## YOUR OBJECTIVE
The result should be a faithful copy of every entry below, with the pictures left out.

Entries taken from a collection:
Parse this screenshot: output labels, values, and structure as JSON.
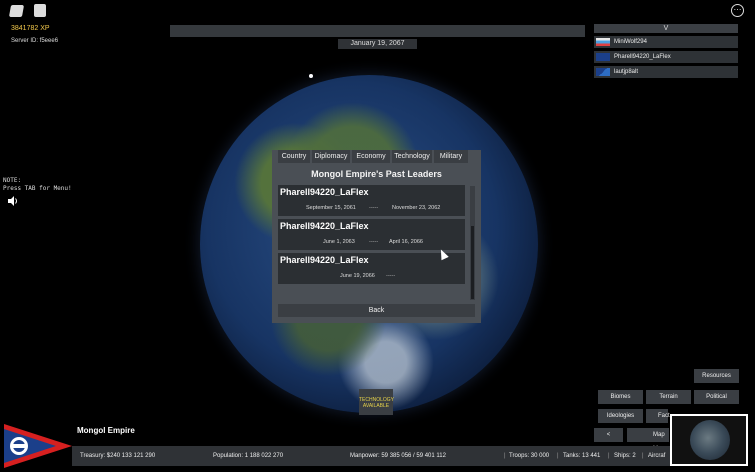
{
  "hud": {
    "xp": "3841782 XP",
    "server_id": "Server ID: f5eee6",
    "date": "January 19, 2067",
    "note_text": "NOTE:\nPress TAB for Menu!"
  },
  "playerlist": {
    "toggle": "V",
    "players": [
      {
        "name": "MiniWolf294"
      },
      {
        "name": "Pharell94220_LaFlex"
      },
      {
        "name": "lautjp8alt"
      }
    ]
  },
  "panel": {
    "tabs": [
      "Country",
      "Diplomacy",
      "Economy",
      "Technology",
      "Military"
    ],
    "title": "Mongol Empire's Past Leaders",
    "leaders": [
      {
        "name": "Pharell94220_LaFlex",
        "start": "September 15, 2061",
        "separator": "-----",
        "end": "November 23, 2062"
      },
      {
        "name": "Pharell94220_LaFlex",
        "start": "June 1, 2063",
        "separator": "-----",
        "end": "April 16, 2066"
      },
      {
        "name": "Pharell94220_LaFlex",
        "start": "June 19, 2066",
        "separator": "-----",
        "end": ""
      }
    ],
    "back_label": "Back"
  },
  "tech_button": "TECHNOLOGY AVAILABLE",
  "map_buttons": {
    "resources": "Resources",
    "biomes": "Biomes",
    "terrain": "Terrain",
    "political": "Political",
    "ideologies": "Ideologies",
    "factions": "Fact",
    "prev": "<",
    "map_mode": "Map M"
  },
  "country": {
    "name": "Mongol Empire"
  },
  "stats": {
    "treasury": "Treasury:  $240 133 121 290",
    "population": "Population: 1 188 022 270",
    "manpower": "Manpower:  59 385 056  /  59 401 112",
    "troops": "Troops: 30 000",
    "tanks": "Tanks: 13 441",
    "ships": "Ships: 2",
    "aircraft": "Aircraf"
  },
  "colors": {
    "panel_bg": "#4a4f55",
    "button_bg": "#3a3e43",
    "xp_gold": "#f2c84b",
    "tech_text": "#e6d24a",
    "flag_red": "#d62020",
    "flag_blue": "#1b3f8a"
  },
  "icons": {
    "top_left_1": "roblox-logo-icon",
    "top_left_2": "chat-icon",
    "menu": "more-options-icon",
    "sound": "speaker-icon",
    "cursor": "mouse-cursor-icon"
  }
}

## ANSWER BELOW
Parse this screenshot: output labels, values, and structure as JSON.
{
  "hud": {
    "xp": "3841782 XP",
    "server_id": "Server ID: f5eee6",
    "date": "January 19, 2067",
    "note_text": "NOTE:\nPress TAB for Menu!"
  },
  "playerlist": {
    "toggle": "V",
    "players": [
      {
        "name": "MiniWolf294"
      },
      {
        "name": "Pharell94220_LaFlex"
      },
      {
        "name": "lautjp8alt"
      }
    ]
  },
  "panel": {
    "tabs": [
      "Country",
      "Diplomacy",
      "Economy",
      "Technology",
      "Military"
    ],
    "title": "Mongol Empire's Past Leaders",
    "leaders": [
      {
        "name": "Pharell94220_LaFlex",
        "start": "September 15, 2061",
        "separator": "-----",
        "end": "November 23, 2062"
      },
      {
        "name": "Pharell94220_LaFlex",
        "start": "June 1, 2063",
        "separator": "-----",
        "end": "April 16, 2066"
      },
      {
        "name": "Pharell94220_LaFlex",
        "start": "June 19, 2066",
        "separator": "-----",
        "end": ""
      }
    ],
    "back_label": "Back"
  },
  "tech_button": "TECHNOLOGY AVAILABLE",
  "map_buttons": {
    "resources": "Resources",
    "biomes": "Biomes",
    "terrain": "Terrain",
    "political": "Political",
    "ideologies": "Ideologies",
    "factions": "Fact",
    "prev": "<",
    "map_mode": "Map M"
  },
  "country": {
    "name": "Mongol Empire"
  },
  "stats": {
    "treasury": "Treasury:  $240 133 121 290",
    "population": "Population: 1 188 022 270",
    "manpower": "Manpower:  59 385 056  /  59 401 112",
    "troops": "Troops: 30 000",
    "tanks": "Tanks: 13 441",
    "ships": "Ships: 2",
    "aircraft": "Aircraf"
  },
  "colors": {
    "panel_bg": "#4a4f55",
    "button_bg": "#3a3e43",
    "xp_gold": "#f2c84b",
    "tech_text": "#e6d24a",
    "flag_red": "#d62020",
    "flag_blue": "#1b3f8a"
  },
  "icons": {
    "top_left_1": "roblox-logo-icon",
    "top_left_2": "chat-icon",
    "menu": "more-options-icon",
    "sound": "speaker-icon",
    "cursor": "mouse-cursor-icon"
  }
}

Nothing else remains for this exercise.